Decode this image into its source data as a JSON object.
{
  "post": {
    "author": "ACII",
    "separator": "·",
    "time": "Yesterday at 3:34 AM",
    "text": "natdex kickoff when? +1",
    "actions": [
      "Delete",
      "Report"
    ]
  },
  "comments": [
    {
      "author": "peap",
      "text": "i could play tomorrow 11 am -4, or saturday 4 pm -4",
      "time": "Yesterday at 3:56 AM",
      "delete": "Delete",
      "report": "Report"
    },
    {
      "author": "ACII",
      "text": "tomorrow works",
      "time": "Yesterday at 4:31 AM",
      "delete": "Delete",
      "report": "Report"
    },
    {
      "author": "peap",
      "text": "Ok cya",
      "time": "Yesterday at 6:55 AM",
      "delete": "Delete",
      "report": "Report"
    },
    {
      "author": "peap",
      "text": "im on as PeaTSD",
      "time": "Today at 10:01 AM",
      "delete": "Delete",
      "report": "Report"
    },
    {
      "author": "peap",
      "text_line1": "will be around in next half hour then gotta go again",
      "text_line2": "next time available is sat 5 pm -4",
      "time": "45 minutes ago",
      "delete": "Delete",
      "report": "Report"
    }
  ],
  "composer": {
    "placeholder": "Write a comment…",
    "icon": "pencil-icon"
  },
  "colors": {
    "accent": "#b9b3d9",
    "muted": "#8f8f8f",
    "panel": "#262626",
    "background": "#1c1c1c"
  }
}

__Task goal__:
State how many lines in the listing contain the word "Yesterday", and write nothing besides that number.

__Result for this task__:
4